These films were produced and restored by Mosfilm, a film studio which is among the largest and oldest in the Russian Federation and in Europe. Its output includes most of the more widely acclaimed Soviet-era films, ranging from works by Andrei Tarkovsky and Sergei Eisenstein, to Red Westerns to the Akira Kurosawa co-production 'Dersu Uzala' and the epic 'War and Peace'.
All titles screening:
'At Home among Strangers': A 1974 Soviet film starring Yuri Bogatyryov and Anatoly Solonitsyn and directed by Nikita Mikhalkov. Some hail it as the most significant of films. Like many Soviet films of the period, it was mainly in color, but had certain short scenes in black and white.
'Dersu Uzala': A 1975 Soviet-Japanese co-production film directed by Akira Kurosawa, his first non-Japanese-language film and his first and only 70mm film.
'Office Romance': A Soviet comedy film directed by Eldar Ryazanov. It was filmed at Mosfilm and released in 1977. Office Romance was a box office success, the leader of Soviet film distribution in 1978 and still enjoys wide popularity in the former Soviet republics.

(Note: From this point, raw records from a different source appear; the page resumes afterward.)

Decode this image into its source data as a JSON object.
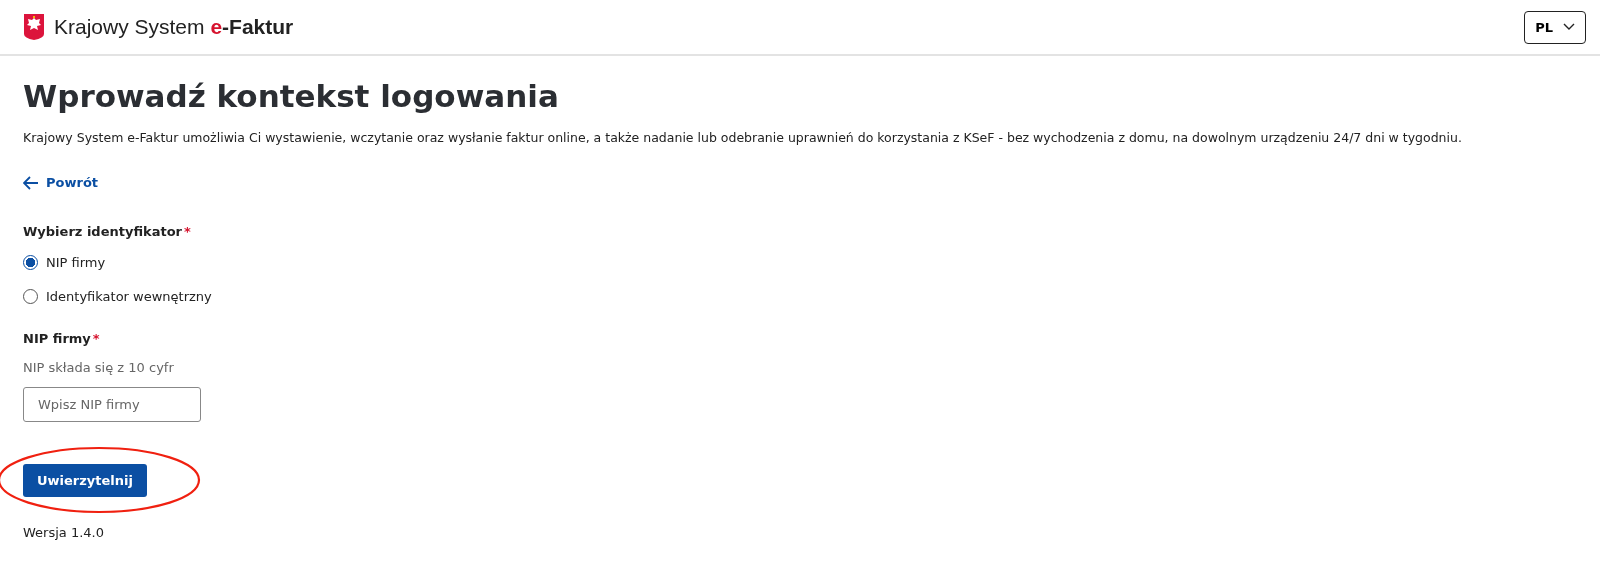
{
  "header": {
    "brand": {
      "prefix": "Krajowy System",
      "highlight": "e",
      "suffix": "-Faktur"
    },
    "language": "PL"
  },
  "title": "Wprowadź kontekst logowania",
  "description": "Krajowy System e-Faktur umożliwia Ci wystawienie, wczytanie oraz wysłanie faktur online, a także nadanie lub odebranie uprawnień do korzystania z KSeF - bez wychodzenia z domu, na dowolnym urządzeniu 24/7 dni w tygodniu.",
  "back_link": "Powrót",
  "identifier": {
    "label": "Wybierz identyfikator",
    "required_mark": "*",
    "options": [
      {
        "label": "NIP firmy",
        "selected": true
      },
      {
        "label": "Identyfikator wewnętrzny",
        "selected": false
      }
    ]
  },
  "nip_field": {
    "label": "NIP firmy",
    "required_mark": "*",
    "hint": "NIP składa się z 10 cyfr",
    "placeholder": "Wpisz NIP firmy"
  },
  "submit_button": {
    "label": "Uwierzytelnij",
    "highlighted": true
  },
  "version": "Wersja 1.4.0"
}
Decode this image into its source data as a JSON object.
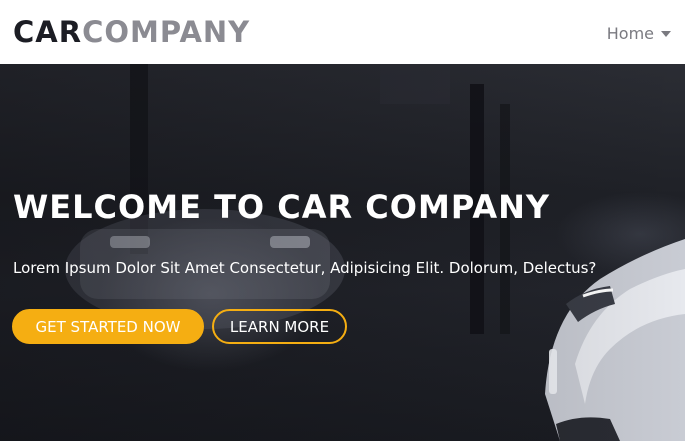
{
  "navbar": {
    "logo_part1": "CAR",
    "logo_part2": "COMPANY",
    "home_label": "Home"
  },
  "hero": {
    "title": "WELCOME TO CAR COMPANY",
    "subtitle": "Lorem Ipsum Dolor Sit Amet Consectetur, Adipisicing Elit. Dolorum, Delectus?",
    "primary_button": "GET STARTED NOW",
    "secondary_button": "LEARN MORE"
  },
  "colors": {
    "accent": "#f5ae12",
    "logo_dark": "#1c1d24",
    "logo_grey": "#8b8b92",
    "nav_text": "#7a7a80"
  },
  "icons": {
    "dropdown": "caret-down-icon"
  }
}
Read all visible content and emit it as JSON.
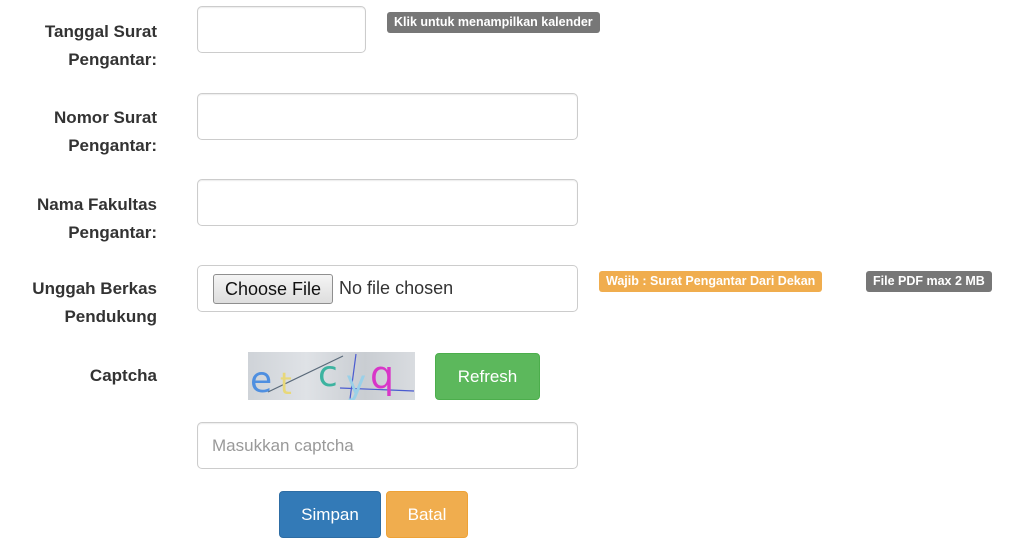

'Uncle Vanya': A 1970 film adaptation of the Anton Chekhov play of the same title and directed by Andrey Konchalovskiy.
'Stalker': A 1979 Soviet science fiction art film directed by Andrei Tarkovsky with a screenplay written by Boris and Arkady Strugatsky, loosely based on their novel Roadside Picnic (1972). The film combines elements of science fiction with dramatic philosophical and psychological themes.
'The Rider Named Death': A 2004 movie directed by Karen Shakhazarov. In pre-Soviet Russia, Boris Savinkov leads a terrorist faction of Socialist-Revolutionary Party members responsible for the deaths of governors and ministers.
'Walking the Streets of Moscow': A 1964 Soviet film directed by Georgiy Daneliya. The film premiered at the 1964 Cannes Film Festival and won a prize for the work of cameraman Vadim Yusov, best known for his subsequent collaboration with Andrei Tarkovsky.